>IV. Getting Hairy: Hebrew or Arabic. Can the client infer the writing
>direction from the charset? Do we need HTML markup to represent
>language, writing direction, and/or diacritics? Does Unicode solve
>this problem somehow? I'm afraid I'm well beyond my area of expertise
>and understanding at this point.

In most cases, it can be understood using Unicode, but it is desirable
to have high-level tags in HTML (and I personally believe an encoding
needs to be defined which includes language hints because we should be
thinking not only of HTML here, but also SGML). I have already
proposed one such encoding which can be decoded at the lower level, or
parsed within SGML).

>V. Really Messy: Hebrew, Arabic, Japanese, and Chinese in the same
>document, using different writing directions in the same paragraph.
>How many applications really require this sort of thing? At this level
>of complexity, aren't we perhaps better off doing the typesetting on
>the server side and sending something like TeX dvi information (or
>perhaps Adobe PDF) across the wire?

While this will be a minority case, it will certainly be necessary at
some time. Imagine a comparison of writing systems, or a course
teaching Arabic to Chinese students.

>As far as I can tell, the charset= parameter monkey-business allowed
>by Larry M's edits enables applications through III (rules for
>constructing an appropriate SGML declaration and document entity for
>parsing could be clarified in the spec, but I think it works). I'm not
>sure IV and V can be expressed in HTML as specified.

The biggest problem with this is that again: it requires browser
writers to get it right. This is *much* easier to do with a single
character set. Also, it does not support multilingual documents (other
than things like JIS).

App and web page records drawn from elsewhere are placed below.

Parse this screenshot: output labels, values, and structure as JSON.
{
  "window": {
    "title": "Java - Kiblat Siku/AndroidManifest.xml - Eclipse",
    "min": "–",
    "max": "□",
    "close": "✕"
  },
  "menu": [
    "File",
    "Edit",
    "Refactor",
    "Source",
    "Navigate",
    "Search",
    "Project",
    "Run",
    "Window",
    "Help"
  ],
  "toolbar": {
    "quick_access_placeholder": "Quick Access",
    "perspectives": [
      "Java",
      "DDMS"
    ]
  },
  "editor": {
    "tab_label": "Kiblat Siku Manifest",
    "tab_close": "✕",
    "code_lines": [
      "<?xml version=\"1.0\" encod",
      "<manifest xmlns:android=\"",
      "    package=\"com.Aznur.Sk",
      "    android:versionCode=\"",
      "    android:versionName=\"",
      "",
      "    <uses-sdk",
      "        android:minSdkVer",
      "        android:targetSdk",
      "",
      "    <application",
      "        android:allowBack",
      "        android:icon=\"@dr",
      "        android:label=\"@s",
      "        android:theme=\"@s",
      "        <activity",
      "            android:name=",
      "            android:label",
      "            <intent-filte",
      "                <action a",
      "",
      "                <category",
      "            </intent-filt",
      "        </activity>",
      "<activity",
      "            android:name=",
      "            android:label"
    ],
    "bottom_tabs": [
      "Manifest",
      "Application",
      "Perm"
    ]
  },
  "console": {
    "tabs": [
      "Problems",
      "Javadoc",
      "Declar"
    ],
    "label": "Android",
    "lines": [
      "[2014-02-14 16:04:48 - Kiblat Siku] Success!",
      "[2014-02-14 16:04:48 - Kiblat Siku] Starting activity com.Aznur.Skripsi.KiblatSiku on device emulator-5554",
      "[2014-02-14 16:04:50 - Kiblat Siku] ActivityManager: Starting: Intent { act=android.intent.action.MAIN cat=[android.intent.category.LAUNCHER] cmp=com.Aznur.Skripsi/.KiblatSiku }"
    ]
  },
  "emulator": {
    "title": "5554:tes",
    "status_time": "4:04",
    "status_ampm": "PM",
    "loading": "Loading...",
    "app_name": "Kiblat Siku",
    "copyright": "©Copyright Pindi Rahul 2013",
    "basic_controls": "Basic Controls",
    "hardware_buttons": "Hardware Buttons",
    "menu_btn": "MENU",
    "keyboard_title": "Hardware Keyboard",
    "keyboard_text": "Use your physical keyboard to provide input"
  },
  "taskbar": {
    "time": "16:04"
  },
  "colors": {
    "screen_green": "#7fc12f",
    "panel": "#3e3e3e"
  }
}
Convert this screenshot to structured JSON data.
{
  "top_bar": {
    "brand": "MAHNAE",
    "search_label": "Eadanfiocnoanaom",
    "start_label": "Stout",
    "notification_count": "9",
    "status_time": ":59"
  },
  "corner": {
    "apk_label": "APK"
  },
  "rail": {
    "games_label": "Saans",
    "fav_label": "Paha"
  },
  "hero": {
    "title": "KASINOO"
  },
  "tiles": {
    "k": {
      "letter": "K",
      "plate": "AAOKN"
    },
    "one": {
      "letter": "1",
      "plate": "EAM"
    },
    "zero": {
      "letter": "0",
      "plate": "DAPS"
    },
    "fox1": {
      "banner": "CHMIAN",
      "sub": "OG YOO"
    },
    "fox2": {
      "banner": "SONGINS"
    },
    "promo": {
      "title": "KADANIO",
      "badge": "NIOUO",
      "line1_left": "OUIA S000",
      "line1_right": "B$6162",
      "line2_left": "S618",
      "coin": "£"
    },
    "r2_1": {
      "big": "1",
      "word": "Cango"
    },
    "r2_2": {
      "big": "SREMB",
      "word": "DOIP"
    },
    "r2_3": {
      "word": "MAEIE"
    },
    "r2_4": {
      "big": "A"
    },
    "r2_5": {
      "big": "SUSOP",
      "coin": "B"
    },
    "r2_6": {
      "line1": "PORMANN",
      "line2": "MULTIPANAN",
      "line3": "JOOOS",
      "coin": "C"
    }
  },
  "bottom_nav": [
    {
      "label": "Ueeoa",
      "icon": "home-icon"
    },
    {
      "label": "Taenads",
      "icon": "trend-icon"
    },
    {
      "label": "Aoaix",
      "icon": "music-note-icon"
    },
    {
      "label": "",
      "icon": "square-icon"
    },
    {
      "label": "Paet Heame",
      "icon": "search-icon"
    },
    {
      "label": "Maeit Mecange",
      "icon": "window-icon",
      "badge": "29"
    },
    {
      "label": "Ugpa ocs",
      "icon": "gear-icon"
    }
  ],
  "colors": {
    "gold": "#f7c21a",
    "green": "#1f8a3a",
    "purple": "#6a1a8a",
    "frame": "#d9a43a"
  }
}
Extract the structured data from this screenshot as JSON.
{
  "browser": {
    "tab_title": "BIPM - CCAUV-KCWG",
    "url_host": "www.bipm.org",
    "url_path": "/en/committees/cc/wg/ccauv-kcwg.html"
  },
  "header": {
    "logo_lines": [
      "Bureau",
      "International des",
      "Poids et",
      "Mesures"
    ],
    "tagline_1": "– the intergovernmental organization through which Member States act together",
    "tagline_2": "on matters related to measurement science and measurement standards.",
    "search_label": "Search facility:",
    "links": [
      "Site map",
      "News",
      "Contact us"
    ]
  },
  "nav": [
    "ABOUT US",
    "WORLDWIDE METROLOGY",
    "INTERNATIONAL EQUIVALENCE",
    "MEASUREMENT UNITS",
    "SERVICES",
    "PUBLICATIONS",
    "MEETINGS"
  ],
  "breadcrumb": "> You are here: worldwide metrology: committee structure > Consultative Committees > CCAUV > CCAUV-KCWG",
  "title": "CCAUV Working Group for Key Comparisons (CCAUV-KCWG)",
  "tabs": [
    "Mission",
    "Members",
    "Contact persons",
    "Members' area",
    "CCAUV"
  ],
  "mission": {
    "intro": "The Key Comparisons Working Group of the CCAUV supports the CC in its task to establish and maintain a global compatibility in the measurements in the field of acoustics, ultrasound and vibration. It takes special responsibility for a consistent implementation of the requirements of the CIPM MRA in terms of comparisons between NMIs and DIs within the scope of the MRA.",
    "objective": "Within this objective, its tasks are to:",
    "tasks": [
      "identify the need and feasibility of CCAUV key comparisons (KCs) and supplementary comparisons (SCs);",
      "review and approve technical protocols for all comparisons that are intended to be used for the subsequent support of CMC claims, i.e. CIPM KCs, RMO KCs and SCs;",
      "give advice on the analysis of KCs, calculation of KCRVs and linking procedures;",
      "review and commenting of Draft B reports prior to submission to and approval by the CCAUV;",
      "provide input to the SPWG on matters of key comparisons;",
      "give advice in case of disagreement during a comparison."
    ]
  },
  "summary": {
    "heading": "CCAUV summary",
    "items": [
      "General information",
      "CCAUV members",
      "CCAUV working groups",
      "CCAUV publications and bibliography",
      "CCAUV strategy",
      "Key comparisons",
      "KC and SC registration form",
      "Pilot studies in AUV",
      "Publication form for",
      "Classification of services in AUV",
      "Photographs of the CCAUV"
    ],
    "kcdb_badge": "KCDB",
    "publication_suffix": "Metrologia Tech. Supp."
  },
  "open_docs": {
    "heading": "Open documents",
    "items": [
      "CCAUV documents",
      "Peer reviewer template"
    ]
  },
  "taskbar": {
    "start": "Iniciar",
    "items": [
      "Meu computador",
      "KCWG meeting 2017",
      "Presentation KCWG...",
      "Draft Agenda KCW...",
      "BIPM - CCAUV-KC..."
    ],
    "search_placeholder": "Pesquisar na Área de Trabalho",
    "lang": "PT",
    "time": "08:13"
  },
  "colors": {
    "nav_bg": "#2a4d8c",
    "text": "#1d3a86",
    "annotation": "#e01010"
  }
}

>So I don't see any "character set problem" left in the HTML 2.0 spec.

Except that it doesn't supply a *standard* way of processing non-IS0
8859-1 documents (and III isn't handled well either), and has a
roman-centric view of the world.

One other nit: browsers are supposed to ignore tags they don't
recognise. The current HTML spec doesn't allow people to use anything
other than ASCII for *NMCHR, which seems somewhat arbitrary.